With the release of updated flood maps and the potential for more intense and more frequent rain events, New Orleans’ city and parish officials may be considering what other communities or states are doing to communicate risk to property owners. The California Department of Water Resources recently mailed notices to 280,000 property owners in 17 of the state’s central valley counties. The property owners, whose properties are located behind a levee and may be mapped outside of the SFHA, were reminded through this notice that there is a risk of flooding regardless of flood zone or the level of flood protection. Among the measures property owners were advised to take is to purchase flood insurance.
While the cost of flood insurance varies based on the flood zone in which a property lies, there are a number of other factors affecting the cost that can cause variations in premiums even within the same flood zone. The following factors can impact the cost of flood insurance:
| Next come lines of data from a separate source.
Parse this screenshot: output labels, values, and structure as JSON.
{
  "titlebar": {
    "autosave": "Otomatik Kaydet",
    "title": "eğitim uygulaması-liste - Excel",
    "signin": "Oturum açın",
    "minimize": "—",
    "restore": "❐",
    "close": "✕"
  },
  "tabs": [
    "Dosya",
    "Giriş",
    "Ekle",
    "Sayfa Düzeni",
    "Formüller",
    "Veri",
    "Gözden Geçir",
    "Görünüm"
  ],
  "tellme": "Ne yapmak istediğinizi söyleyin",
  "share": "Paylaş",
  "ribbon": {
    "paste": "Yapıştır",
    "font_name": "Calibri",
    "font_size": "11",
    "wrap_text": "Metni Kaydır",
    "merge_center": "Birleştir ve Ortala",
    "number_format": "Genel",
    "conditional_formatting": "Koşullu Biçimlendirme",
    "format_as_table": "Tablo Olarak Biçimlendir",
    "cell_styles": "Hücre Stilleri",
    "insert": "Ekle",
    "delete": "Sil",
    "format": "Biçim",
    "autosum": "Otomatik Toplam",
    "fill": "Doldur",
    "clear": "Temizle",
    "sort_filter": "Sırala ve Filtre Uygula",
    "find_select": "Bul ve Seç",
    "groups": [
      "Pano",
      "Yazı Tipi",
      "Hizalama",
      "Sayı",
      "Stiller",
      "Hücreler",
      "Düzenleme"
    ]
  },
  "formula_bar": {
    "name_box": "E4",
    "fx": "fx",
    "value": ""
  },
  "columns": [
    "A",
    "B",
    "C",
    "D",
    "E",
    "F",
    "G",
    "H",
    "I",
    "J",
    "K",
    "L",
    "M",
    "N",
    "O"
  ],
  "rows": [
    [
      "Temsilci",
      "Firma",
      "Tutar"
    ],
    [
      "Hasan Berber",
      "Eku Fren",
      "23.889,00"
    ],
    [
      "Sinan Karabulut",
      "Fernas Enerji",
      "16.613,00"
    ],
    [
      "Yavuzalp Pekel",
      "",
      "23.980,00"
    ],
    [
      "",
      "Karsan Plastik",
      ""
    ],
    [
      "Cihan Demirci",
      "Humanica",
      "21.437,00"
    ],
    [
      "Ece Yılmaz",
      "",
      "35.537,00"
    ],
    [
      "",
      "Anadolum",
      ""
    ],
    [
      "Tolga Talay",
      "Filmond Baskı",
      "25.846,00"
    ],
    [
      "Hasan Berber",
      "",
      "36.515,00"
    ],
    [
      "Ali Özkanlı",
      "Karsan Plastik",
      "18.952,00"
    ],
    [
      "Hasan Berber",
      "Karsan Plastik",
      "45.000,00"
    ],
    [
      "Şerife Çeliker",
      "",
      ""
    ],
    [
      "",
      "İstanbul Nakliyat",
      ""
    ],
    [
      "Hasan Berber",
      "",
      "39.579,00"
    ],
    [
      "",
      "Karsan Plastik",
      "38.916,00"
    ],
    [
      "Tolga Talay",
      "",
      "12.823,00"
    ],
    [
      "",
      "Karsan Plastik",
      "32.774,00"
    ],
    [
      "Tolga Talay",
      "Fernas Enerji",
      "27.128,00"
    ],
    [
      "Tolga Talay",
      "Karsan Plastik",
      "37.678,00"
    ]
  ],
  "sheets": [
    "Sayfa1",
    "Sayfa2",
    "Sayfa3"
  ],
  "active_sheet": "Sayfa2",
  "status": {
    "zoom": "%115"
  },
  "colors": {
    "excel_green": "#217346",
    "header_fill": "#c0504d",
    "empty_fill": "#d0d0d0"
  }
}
- Year of construction.
- Building occupancy.
- Number of floors.
- Presence of a basement.
- Location of the contents within the structure.
- Location of the lowest floor in relation to the base flood elevation on the flood map.
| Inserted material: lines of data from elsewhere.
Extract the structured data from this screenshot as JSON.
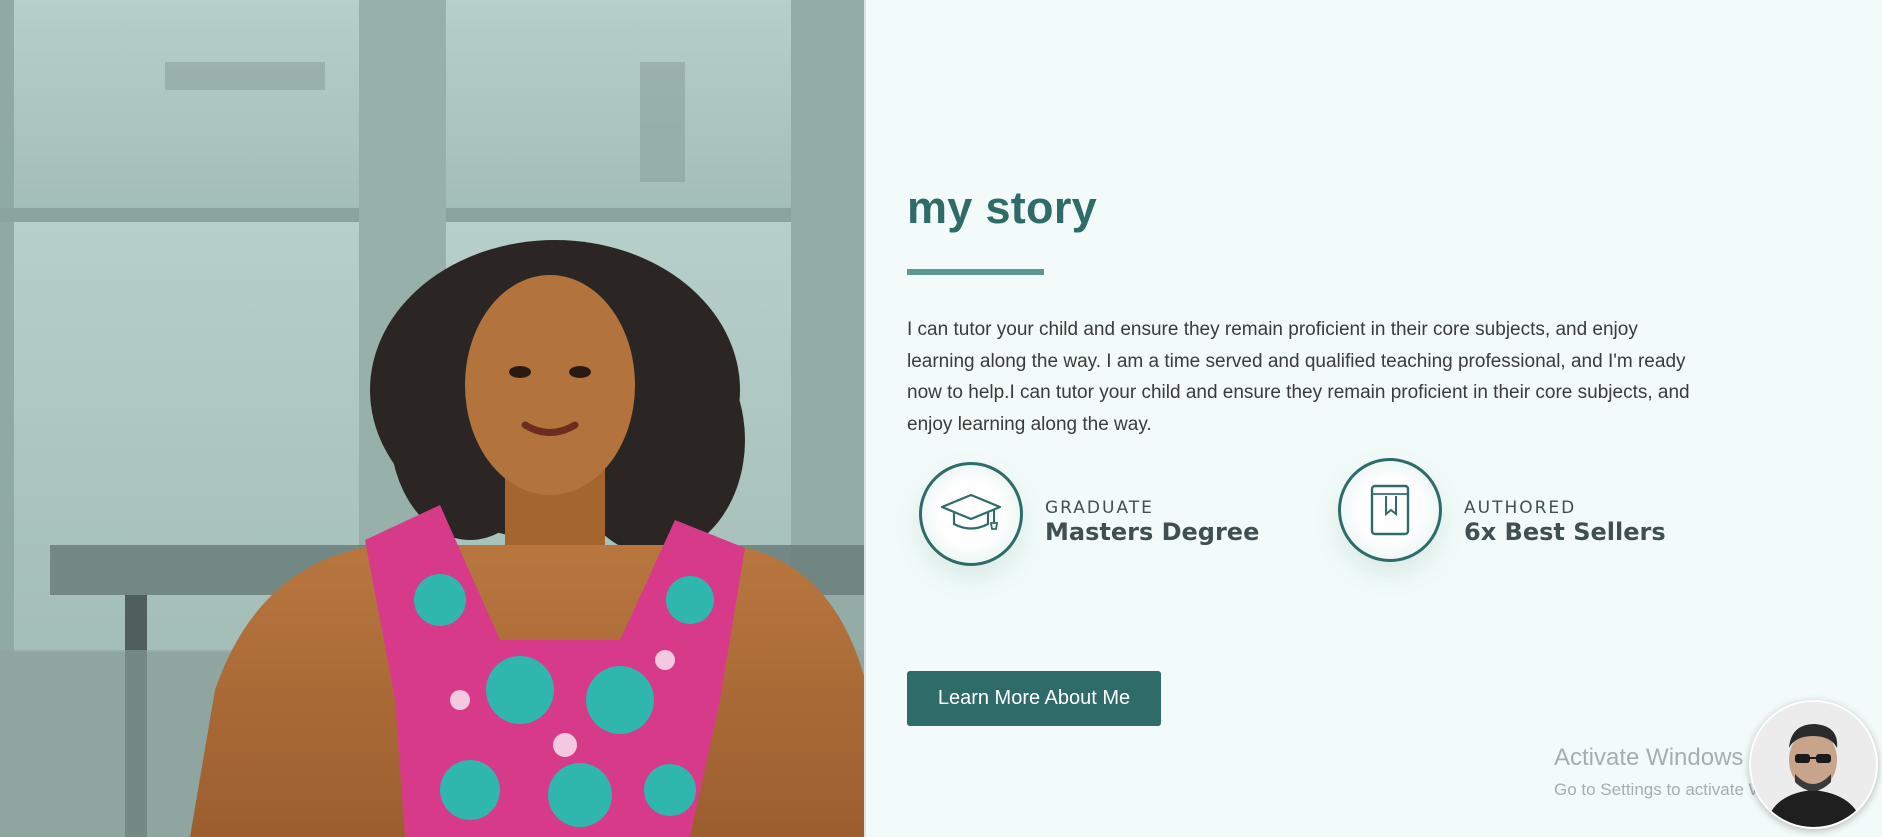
{
  "story": {
    "title": "my story",
    "body": "I can tutor your child and ensure they remain proficient in their core subjects, and enjoy learning along the way. I am a time served and qualified teaching professional, and I'm ready now to help.I can tutor your child and ensure they remain proficient in their core subjects, and enjoy learning along the way."
  },
  "features": [
    {
      "eyebrow": "GRADUATE",
      "headline": "Masters Degree",
      "icon": "graduation-cap-icon"
    },
    {
      "eyebrow": "AUTHORED",
      "headline": "6x Best Sellers",
      "icon": "book-icon"
    }
  ],
  "cta": {
    "label": "Learn More About Me"
  },
  "watermark": {
    "line1": "Activate Windows",
    "line2": "Go to Settings to activate Windows."
  },
  "colors": {
    "accent": "#2f6b68",
    "background": "#f2fbf9",
    "text": "#3b3b3b"
  }
}
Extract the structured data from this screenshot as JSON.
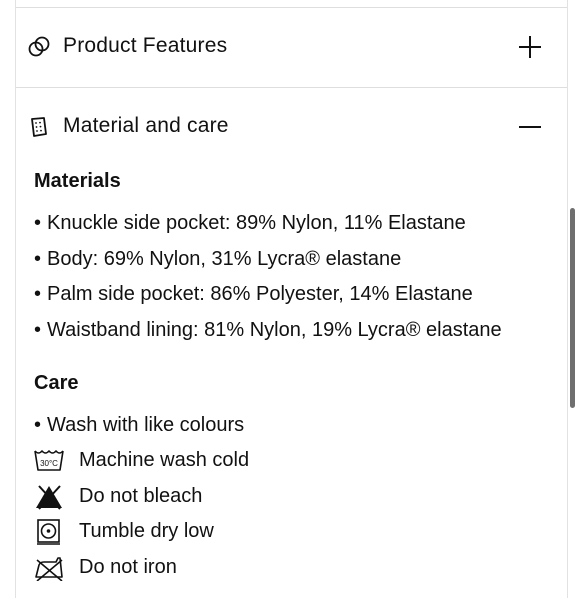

- Deductible and amount of building and contents coverage selected.
Generally, premiums for structures located within SFHAs are higher than those for structures not in an SFHA. But depending on the factors listed above, it is theoretically possible that a home or other structure built high above the base flood elevation, yet in an SFHA, might be rated with a premium less than a similar structure that is not in the SFHA. Property owners in Orleans Parish should talk to their insurance agents about their current circumstance and what impact the new maps will have. This is particularly important for property owners located in low flood risk areas since the cost of flood insurance compares favorably to the cost of repaying even a low-interest disaster loan after an unexpected flood loss.
For properties that are no longer located in an SFHA, the cost of flood insurance will very likely decrease. For owners in Orleans Parish with properties that are newly located in an SFHA, NFIP has a “Newly Mapped Procedure,” which may provide some initial savings on flood insurance and also a grandfathering process that may help some property owners preserve their prior flood zone rating.
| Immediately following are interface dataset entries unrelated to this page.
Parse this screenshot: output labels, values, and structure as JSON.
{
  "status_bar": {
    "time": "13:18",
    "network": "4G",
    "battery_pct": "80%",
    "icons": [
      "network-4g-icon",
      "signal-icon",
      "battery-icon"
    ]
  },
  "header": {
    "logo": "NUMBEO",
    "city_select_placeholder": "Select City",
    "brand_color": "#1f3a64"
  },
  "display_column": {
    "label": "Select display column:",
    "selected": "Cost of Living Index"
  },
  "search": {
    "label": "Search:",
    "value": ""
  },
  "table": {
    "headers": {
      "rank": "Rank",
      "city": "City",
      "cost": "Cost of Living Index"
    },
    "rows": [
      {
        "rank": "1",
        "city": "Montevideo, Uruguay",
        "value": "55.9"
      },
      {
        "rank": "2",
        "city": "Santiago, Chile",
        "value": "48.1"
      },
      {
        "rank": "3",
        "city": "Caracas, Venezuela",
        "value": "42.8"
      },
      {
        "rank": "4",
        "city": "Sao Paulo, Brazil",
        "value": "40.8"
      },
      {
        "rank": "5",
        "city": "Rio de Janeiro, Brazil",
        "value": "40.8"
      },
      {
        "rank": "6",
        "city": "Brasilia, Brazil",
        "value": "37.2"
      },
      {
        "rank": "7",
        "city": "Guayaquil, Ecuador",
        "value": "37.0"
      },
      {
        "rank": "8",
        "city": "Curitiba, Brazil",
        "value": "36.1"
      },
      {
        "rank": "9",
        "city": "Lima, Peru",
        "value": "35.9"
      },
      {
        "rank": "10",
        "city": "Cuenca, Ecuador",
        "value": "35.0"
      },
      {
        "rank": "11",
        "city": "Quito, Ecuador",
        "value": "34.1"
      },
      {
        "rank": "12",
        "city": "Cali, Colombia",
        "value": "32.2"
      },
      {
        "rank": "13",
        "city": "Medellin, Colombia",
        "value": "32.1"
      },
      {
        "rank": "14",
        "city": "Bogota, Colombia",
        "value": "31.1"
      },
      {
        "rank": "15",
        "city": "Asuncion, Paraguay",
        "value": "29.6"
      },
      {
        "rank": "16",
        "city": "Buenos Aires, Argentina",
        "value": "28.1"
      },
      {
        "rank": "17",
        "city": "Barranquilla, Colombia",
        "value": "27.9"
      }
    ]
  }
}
NFIP has over 5.1 million policies in force across more than 22,000 communities in the U.S., and total flood insurance claims averaged $1.9 billion per year between 2006 and 2015. NFIP, which receives its authority to issue policies and pay claims from Congress, must be reauthorized by Sept. 30, 2017, through congressional action. Legislation aimed at reforming the program or expanding the market for private flood insurance issued outside NFIP is pending or expected to be introduced.
The city of New Orleans, and the greater New Orleans area, has made tremendous strides in the recovery from Katrina and preparations for future weather events. The hope is that, with the implementation of the new FIRMs in Orleans Parish, the community and its residents will embrace lower-cost flood insurance coverage while continuing to be mindful of other personal and policy decisions that protect life and property against the risk of flooding.